Historically, Americans have not showed great tolerance to linguistic diversity. There have been repeated efforts to make English an official language in the country by restricting bilingualism, as well as attempts to enhance more ESL programs on the other side.

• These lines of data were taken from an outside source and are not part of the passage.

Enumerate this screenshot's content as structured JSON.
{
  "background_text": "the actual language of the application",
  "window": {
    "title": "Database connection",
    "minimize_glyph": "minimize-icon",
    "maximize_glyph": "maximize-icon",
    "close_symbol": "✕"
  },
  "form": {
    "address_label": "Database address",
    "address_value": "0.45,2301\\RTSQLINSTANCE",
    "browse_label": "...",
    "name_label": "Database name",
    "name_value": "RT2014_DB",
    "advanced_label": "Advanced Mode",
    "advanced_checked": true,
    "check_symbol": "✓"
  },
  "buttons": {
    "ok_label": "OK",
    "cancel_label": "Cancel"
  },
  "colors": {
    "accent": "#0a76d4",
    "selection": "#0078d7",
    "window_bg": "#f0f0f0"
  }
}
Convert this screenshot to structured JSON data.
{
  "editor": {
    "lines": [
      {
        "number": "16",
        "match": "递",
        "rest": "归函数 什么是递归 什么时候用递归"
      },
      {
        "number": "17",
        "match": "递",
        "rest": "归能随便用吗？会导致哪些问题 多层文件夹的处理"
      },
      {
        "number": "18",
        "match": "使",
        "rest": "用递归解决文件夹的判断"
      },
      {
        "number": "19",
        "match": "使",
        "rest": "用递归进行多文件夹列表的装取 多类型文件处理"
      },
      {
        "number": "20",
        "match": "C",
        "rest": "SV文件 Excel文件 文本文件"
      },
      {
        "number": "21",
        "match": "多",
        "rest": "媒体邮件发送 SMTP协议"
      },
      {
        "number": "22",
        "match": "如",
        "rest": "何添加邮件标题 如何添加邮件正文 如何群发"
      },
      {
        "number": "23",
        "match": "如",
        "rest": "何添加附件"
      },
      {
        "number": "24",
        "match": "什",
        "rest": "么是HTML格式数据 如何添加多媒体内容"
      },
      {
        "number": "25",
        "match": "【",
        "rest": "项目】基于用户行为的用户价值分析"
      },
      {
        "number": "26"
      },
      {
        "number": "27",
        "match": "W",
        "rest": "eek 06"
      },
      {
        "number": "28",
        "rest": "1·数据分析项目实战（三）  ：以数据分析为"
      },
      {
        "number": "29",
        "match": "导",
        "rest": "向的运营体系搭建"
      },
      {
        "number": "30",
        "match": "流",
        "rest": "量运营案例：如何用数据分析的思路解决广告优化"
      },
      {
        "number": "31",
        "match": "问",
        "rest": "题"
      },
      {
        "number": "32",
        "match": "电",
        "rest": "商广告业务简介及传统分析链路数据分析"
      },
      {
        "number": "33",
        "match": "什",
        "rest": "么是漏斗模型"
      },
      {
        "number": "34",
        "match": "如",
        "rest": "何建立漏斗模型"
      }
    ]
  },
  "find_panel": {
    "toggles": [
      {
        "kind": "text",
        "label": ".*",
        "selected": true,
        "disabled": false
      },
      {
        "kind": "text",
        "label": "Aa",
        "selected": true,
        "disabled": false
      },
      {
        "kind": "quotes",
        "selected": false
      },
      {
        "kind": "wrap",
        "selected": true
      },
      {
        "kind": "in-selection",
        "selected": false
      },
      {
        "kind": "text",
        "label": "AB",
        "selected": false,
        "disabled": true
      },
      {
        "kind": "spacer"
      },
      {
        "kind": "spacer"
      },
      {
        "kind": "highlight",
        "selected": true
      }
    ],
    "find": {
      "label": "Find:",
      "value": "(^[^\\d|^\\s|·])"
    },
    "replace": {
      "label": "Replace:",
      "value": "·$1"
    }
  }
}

There is an ongoing disagreement regarding whether or not ESL program meets its initial objective, the ways it affects American society, and its necessity. The opponents of bilingual teaching argue it is expensive for the country, keeps immigrants socially isolated, slows down the assimilation process, creates a retreat of an official language and dissolves the unity of America. Generally, a lot of people form negative assumptions about bilingual programs based on their ideological beliefs, political views, personal observations, negative experience or simply generalizations and stereotyping based on limited knowledge about ESL classes (Rojas 1). These judgments usually lack evidence and logical reasoning, and thus cannot objectively analyze the program's weaknesses or disadvantages. As Maria Brisk observes, "Much of the debate on bilingual education is politically motivated, more suitable for talk shows than for improving schools" (Rojas 1). And indeed, ESL programs are viewed more as a...